Refreshing summer drinks that can be enjoyed come rain, hail or shine, but hopefully with shine!
Ginger is one of the oldest flavourings and is reported to have a number of positive medicinal properties, including helping to reduce inflammation and increase energy levels.
Ginger beer is relatively easy to make but expensive to buy in the shops, so it is well worth the effort of making a home brew batch.
There are plenty of recipes online and a number of ways of doing it, from Jamie Oliver’s simple three-step recipe to slightly more complicated methods involving yeast extract and pressurised bottles.
Being a glutton for punishment, I went down the complicated route. Gathering plastic bottles (glass bottles can explode, so avoid them), stealing my mother’s sieve and raiding the ginger supplies in my local Aldi.

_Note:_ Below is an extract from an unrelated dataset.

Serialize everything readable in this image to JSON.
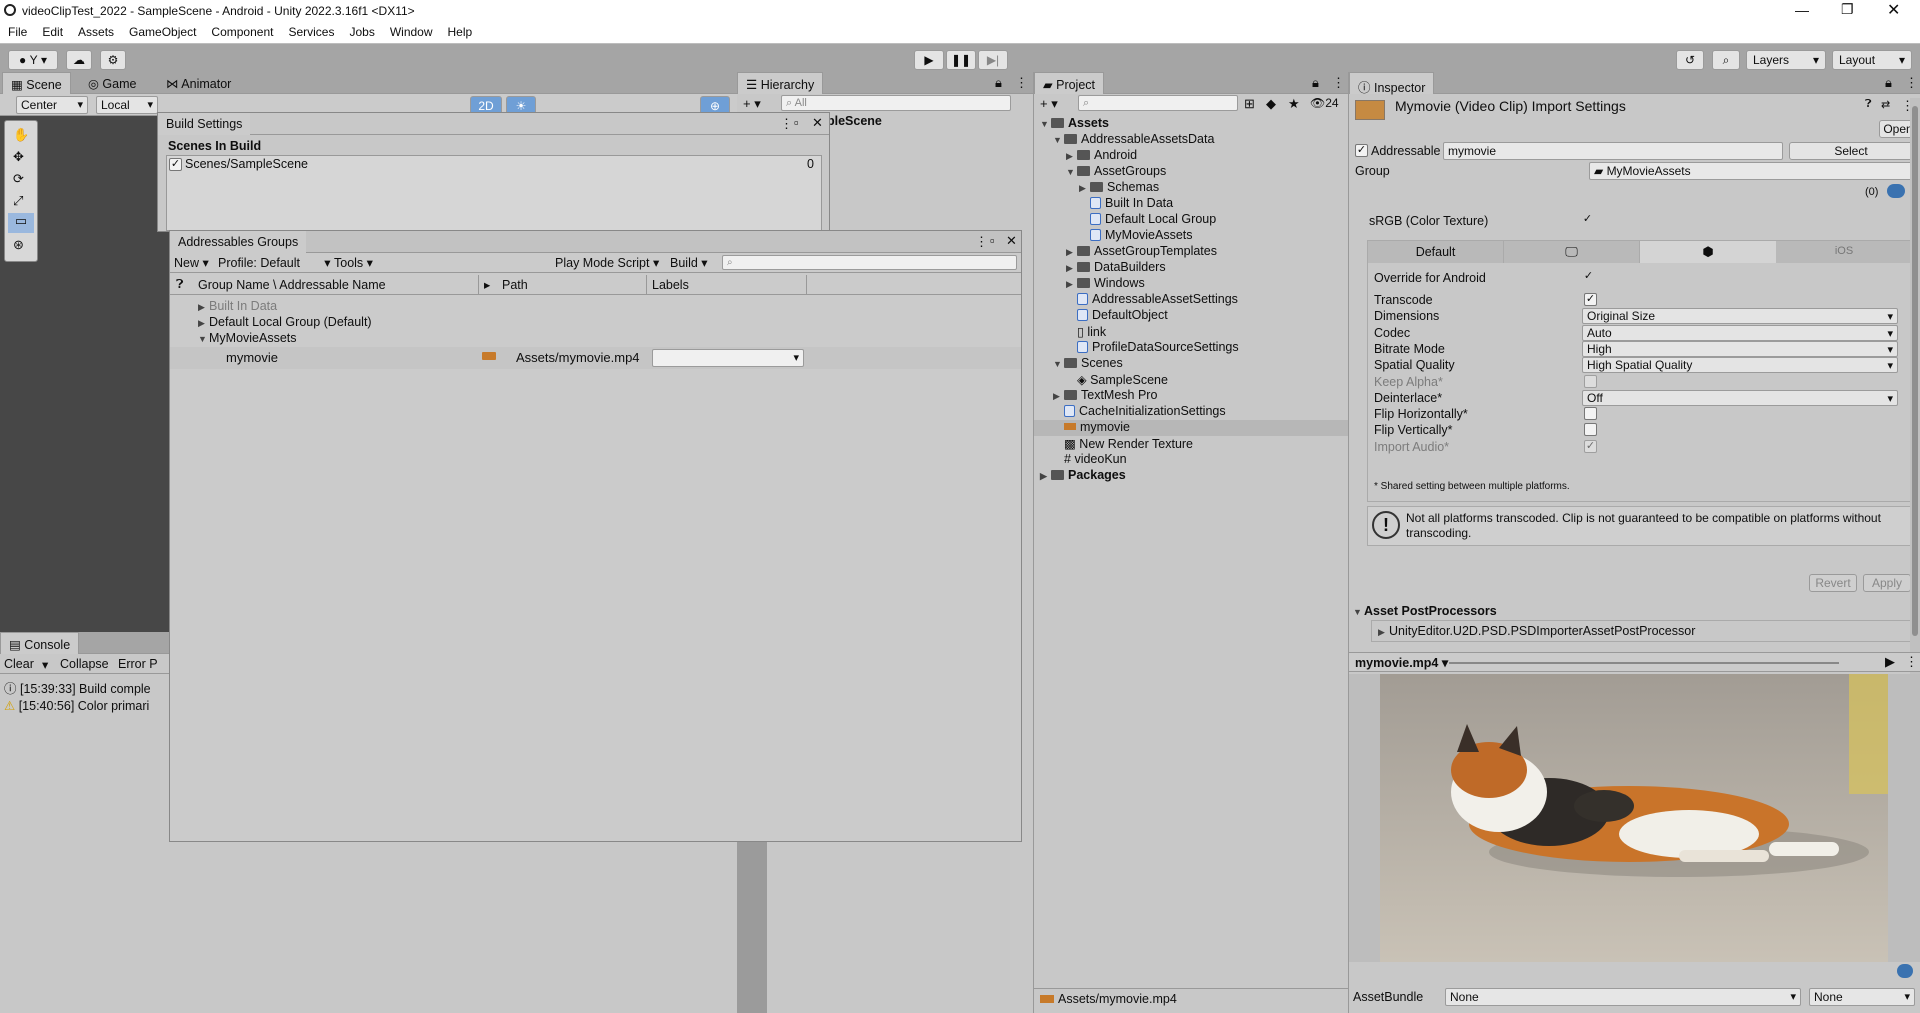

I was wrecked before even starting the brewing.
To start, peel the papery skin off the fresh ginger and grate it. For each two-litre bottle I used about two to three tablespoons of grated ginger, but it depends on your taste whether you use more or less.
Simmer in a pot with one cup of sugar and half a cup of water. I used a mix of white and muscovado sugar for a slight caramel flavour. When the sugar is melted, leave the mixture to sit for an hour or so. Strain with a sieve into a jug to remove the lumps of ginger.

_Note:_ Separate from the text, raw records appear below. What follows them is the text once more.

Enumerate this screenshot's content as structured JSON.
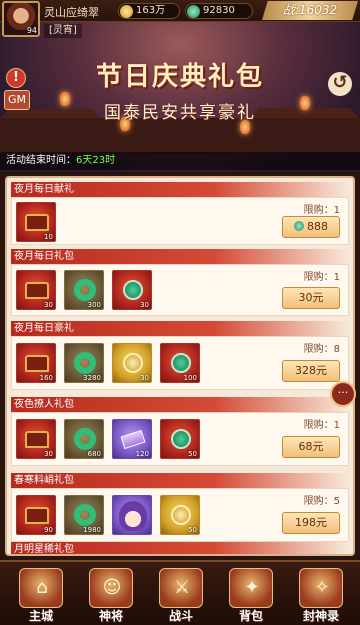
{
  "player": {
    "name": "灵山应绮翠",
    "level": "94",
    "tag": "[灵宵]"
  },
  "currency": {
    "gold": "163万",
    "jade": "92830"
  },
  "power": {
    "label": "战:16032"
  },
  "banner": {
    "title": "节日庆典礼包",
    "subtitle": "国泰民安共享豪礼",
    "gm": "GM",
    "alert": "!",
    "back": "↺"
  },
  "timer": {
    "label": "活动结束时间：",
    "value": "6天23时"
  },
  "sections": [
    {
      "title": "夜月每日献礼",
      "limit": "限购：1",
      "price": "888",
      "price_has_gem": true,
      "items": [
        {
          "icon": "chest-icon",
          "count": "10",
          "color": "red"
        }
      ]
    },
    {
      "title": "夜月每日礼包",
      "limit": "限购：1",
      "price": "30元",
      "items": [
        {
          "icon": "chest-icon",
          "count": "30",
          "color": "red"
        },
        {
          "icon": "jade-ring-icon",
          "count": "300",
          "color": "green"
        },
        {
          "icon": "jade-medal-icon",
          "count": "30",
          "color": "red"
        }
      ]
    },
    {
      "title": "夜月每日豪礼",
      "limit": "限购：8",
      "price": "328元",
      "items": [
        {
          "icon": "chest-icon",
          "count": "160",
          "color": "red"
        },
        {
          "icon": "jade-ring-icon",
          "count": "3280",
          "color": "green"
        },
        {
          "icon": "gold-medal-icon",
          "count": "30",
          "color": "gold"
        },
        {
          "icon": "jade-medal-icon",
          "count": "100",
          "color": "red"
        }
      ]
    },
    {
      "title": "夜色撩人礼包",
      "limit": "限购：1",
      "price": "68元",
      "items": [
        {
          "icon": "chest-icon",
          "count": "30",
          "color": "red"
        },
        {
          "icon": "jade-ring-icon",
          "count": "680",
          "color": "green"
        },
        {
          "icon": "purple-bar-icon",
          "count": "120",
          "color": "purple"
        },
        {
          "icon": "jade-medal-icon",
          "count": "50",
          "color": "red"
        }
      ]
    },
    {
      "title": "春寒料峭礼包",
      "limit": "限购：5",
      "price": "198元",
      "items": [
        {
          "icon": "chest-icon",
          "count": "90",
          "color": "red"
        },
        {
          "icon": "jade-ring-icon",
          "count": "1980",
          "color": "green"
        },
        {
          "icon": "hero-portrait-icon",
          "count": "",
          "color": "purple"
        },
        {
          "icon": "gold-medal-icon",
          "count": "50",
          "color": "gold"
        }
      ]
    },
    {
      "title": "月明星稀礼包",
      "limit": "",
      "price": "",
      "items": []
    }
  ],
  "chat": {
    "label": "···"
  },
  "nav": [
    {
      "label": "主城",
      "glyph": "⌂"
    },
    {
      "label": "神将",
      "glyph": "☺"
    },
    {
      "label": "战斗",
      "glyph": "⚔"
    },
    {
      "label": "背包",
      "glyph": "✦"
    },
    {
      "label": "封神录",
      "glyph": "✧"
    }
  ]
}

Sprinkle ¹/8 of a teaspoon of dried yeast into an empty two-litre bottle. Then add the ginger mix, lemon and lime juice and fresh water, leaving a bit of space inside the bottle for the gas to build. Shake to mix it up and leave for two to three days to carbonate. (To avoid explosions, release some gas from the bottle each day!)
Note: the fermentation process can result in an extremely low alcohol level in this drink.
This is an easy drink to put together at short notice, and the flavours can be switched around to suit individual tastes. Lots of people are drinking herbal teas nowadays, so you might already have a couple of random boxes in the cupboard. Have a look in the supermarket too, as there are some really nice options such as Mixed Berry, Raspberry, and Strawberry and Peach. They are quite inexpensive considering how many batches one box of teabags will make.
Fill a glass jug up two-thirds with boiling water and a couple of teabags from your preferred flavour. Stir to release the flavour from the tea bags and then let it steep and cool for 30 minutes to an hour. Remove the teabags and fill the remaining space with fresh cold water before refrigerating.
Serve in a long, tall glass with lots of ice, slices of fresh lime or lemon, and some sugar syrup to sweeten it up.
Perfect for a hot day! In a blender, blitz up fresh strawberries, ice cubes, pink lemonade and some fresh lime juice for a bright pink, icy slushie. Use small glasses as it’s a concentrated but mighty yield and, if needed, add a splash of sugar syrup.
This liquid sweetener can be made well in advance and kept for weeks in a bottle in the fridge. Slowly dissolve white sugar with equal parts water in a pot, stirring constantly until the liquid is completely clear (i.e. one cup of sugar with one cup of water, two cups of sugar to two cups of water and so on).
By Caoimhe Fox